Rev. Jaganath, Integral Yoga Minister and Raja Yoga master teacher, has spent a lifetime delving into the deepest layers of meaning in Patanjali’s words within the Yoga Sutras. Our series continues with the 21st sutra of Chapter 1 in which Patanjali defines the conditions for attaining samadhi. Rev. Jaganath unpacks the word “saṃvegānām” to illustrate Patanjali’s intent in this sutra.

Sutra 1.21: tīvra-saṃvegānām āsannaḥ
To the keen and intent practitioner this [samadhi] comes very quickly (Swami Satchidananda translation). Success is near for those whose resolve is unrestrained—fervent and unwavering (Rev. Jaganath translation).

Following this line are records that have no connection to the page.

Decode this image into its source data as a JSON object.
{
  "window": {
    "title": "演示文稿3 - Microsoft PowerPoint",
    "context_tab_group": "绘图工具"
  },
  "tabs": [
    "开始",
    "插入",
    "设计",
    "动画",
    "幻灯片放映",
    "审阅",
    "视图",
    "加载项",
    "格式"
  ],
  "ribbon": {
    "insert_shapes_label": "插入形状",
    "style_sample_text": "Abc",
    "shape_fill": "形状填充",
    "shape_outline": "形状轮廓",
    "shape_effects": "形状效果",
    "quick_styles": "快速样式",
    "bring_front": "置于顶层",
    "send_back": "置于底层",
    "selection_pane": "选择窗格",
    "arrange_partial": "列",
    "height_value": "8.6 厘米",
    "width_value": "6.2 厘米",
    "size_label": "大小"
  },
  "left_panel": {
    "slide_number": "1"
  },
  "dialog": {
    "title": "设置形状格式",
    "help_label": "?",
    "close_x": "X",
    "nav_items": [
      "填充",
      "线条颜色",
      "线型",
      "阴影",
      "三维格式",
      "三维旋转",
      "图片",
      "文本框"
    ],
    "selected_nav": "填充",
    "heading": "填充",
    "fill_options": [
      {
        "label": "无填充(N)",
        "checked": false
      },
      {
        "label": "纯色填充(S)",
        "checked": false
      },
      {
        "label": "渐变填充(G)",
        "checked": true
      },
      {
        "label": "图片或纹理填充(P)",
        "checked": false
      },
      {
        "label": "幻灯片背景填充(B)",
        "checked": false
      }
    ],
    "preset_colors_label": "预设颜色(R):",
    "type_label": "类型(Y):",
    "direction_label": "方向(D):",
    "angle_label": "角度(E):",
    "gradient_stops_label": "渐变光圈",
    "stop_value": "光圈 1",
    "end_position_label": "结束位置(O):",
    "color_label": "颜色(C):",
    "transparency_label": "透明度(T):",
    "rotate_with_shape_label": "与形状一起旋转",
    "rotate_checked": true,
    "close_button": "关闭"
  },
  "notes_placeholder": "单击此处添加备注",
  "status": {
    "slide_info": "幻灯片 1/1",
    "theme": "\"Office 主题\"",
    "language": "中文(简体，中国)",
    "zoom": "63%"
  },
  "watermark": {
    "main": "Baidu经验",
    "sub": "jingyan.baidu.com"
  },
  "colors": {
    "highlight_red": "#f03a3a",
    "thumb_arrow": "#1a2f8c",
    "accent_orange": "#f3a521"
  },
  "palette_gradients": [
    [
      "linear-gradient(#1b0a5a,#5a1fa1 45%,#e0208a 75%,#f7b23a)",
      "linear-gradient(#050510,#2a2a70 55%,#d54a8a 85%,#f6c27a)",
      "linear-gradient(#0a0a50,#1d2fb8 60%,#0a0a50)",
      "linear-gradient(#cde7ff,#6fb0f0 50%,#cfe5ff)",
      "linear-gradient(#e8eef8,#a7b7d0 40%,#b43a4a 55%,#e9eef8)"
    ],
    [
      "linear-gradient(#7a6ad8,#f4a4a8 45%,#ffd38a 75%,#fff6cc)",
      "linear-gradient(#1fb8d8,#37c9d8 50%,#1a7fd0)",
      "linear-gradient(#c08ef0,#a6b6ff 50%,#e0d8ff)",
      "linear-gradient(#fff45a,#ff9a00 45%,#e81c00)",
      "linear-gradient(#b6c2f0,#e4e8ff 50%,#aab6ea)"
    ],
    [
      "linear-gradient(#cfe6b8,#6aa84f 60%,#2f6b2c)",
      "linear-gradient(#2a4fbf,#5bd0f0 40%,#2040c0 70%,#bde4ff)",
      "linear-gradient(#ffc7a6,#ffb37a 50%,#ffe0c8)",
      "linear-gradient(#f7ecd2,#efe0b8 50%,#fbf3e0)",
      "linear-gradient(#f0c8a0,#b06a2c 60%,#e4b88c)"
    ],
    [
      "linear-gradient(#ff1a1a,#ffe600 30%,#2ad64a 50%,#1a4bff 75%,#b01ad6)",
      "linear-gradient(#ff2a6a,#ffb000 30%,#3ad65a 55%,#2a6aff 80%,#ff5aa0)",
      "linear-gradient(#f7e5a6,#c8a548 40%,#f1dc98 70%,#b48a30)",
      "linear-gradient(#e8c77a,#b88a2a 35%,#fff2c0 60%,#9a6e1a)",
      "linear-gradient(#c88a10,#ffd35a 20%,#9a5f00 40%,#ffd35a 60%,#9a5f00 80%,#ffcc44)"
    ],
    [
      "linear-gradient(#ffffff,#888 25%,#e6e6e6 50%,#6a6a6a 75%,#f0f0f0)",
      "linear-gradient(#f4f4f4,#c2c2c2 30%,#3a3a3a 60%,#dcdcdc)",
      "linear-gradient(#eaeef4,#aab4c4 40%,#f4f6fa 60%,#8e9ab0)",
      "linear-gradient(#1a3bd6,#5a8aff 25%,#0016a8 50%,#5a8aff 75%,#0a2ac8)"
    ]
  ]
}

tīvra = fervent. keen, intense, strong, extremely energetic, intense ardor
from root tu = strong, to have authority, severe, intense, hot, pervading, excessive, ardent, sharp, acute, pungent, horrible

saṃvegānām = fervent, unrestrained, unwavering; intense or vehement, intent, violent, agitation, excitement, flurry, vehemence, intensity, high degree, desire for emancipation
from sam = with, together + vega = to be agitated, shock, a stream, flood, current (of water, tears), rush, dash, impetus, momentum, vehemence, haste, speed, velocity, the flight of an arrow, outbreak, outburst (of passion), agitation, emotion, semen

Success—enlightenment, liberation—is near for those whose practice is samveganam. This important term suggests an attitude, practice, and lifestyle found in one who has addressed their doubts and is filled with, and driven by, enthusiasm for Yoga’s ultimate objectives.

Samveganam is intensity without attachment. When samveganam arises, success in Yoga is near; enlightenment will soon dawn, and with it, the eradication of suffering.

Look at the roots of vega. It includes agitated, shock, flood, vehemence, speed, the flight of an arrow, outbreak, outburst of passion, semen. Taken at face value, it would seem that success in Yoga is for those who are about ready to explode emotionally. Instead, think about these words in the context of a passionate relationship. When we meet the one we love, the one who we have faith in, we naturally wish to commit to that person for life. In this, there is an elation, a sense of rising above all our troubles, and a joyful natural focus trained on the one we love.

Samveganam is free from fear, anxiety, doubt, or craving. It is fueled by curiosity to gain knowledge regarding the self, the Self, and life in this universe. It is a quiet fire fed by increasingly deeper insights and experiences. It is like a cosmic dinner composed entirely of appetizers (usually the best part of a meal), that stokes our digestive fire, never leaves us in a food coma, but inspires us to keep eating shamelessly and with joy.

In practice, samveganam also expresses as simplicity. It involves assessing the use of personal time, effort, and resources, looking for harmony of purpose. Activities, possessions, and aspirations that occupied large swaths of time and expenditures of energy either naturally dwindle or are systematically and conscientiously dropped. As our excess baggage reduces, our burden lightens, and the journey to enlightenment is easier and quicker.

The ultimate reward for a life permeated with the focus, energy, enthusiasm, and simplicity is liberation from ignorance and the suffering it brings. Samveganam is all heart and purpose. It is the joy of a journey, a pilgrimage, that can only end in peace, joy, love, light, and harmony.

Success in Yoga is assured for those whose practice is like an arrow, flying free, and heading inevitably toward the bull’s-eye.


About the Author:

Reverend Jaganath Carrera is and Integral Yoga Minister and the founder/spiritual head of Yoga Life Society. He is a direct disciple of world renowned Yoga master and leader in the interfaith movement, Sri Swami Satchidananda—the founder and spiritual guide of Satchidananda Ashram–Yogaville and Integral Yoga International. Rev. Jaganath has taught at universities, prisons, Yoga centers, and interfaith programs both in the USA and abroad. He was a principal instructor of both Hatha and Raja Yoga for the Integral Yoga Teacher Training Certification Programs for over twenty years and co-wrote the training manual used for that course. He established the Integral Yoga Ministry and developed the highly regarded Integral Yoga Meditation and Raja Yoga Teacher Training Certification programs. He served for eight years as chief administrator of Satchidananda Ashram–Yogaville and founded the Integral Yoga Institute of New Brunswick, NJ. He is also a spiritual advisor and visiting lecturer on Hinduism for the One Spirit Seminary in New York City. Reverend Jaganath is the author of Inside the Yoga Sutras: A Sourcebook for the Study and Practice of Patanjali’s Yoga Sutras, published by Integral Yoga Publications. His latest book, Patanjali’s Words, is a work-in-progress.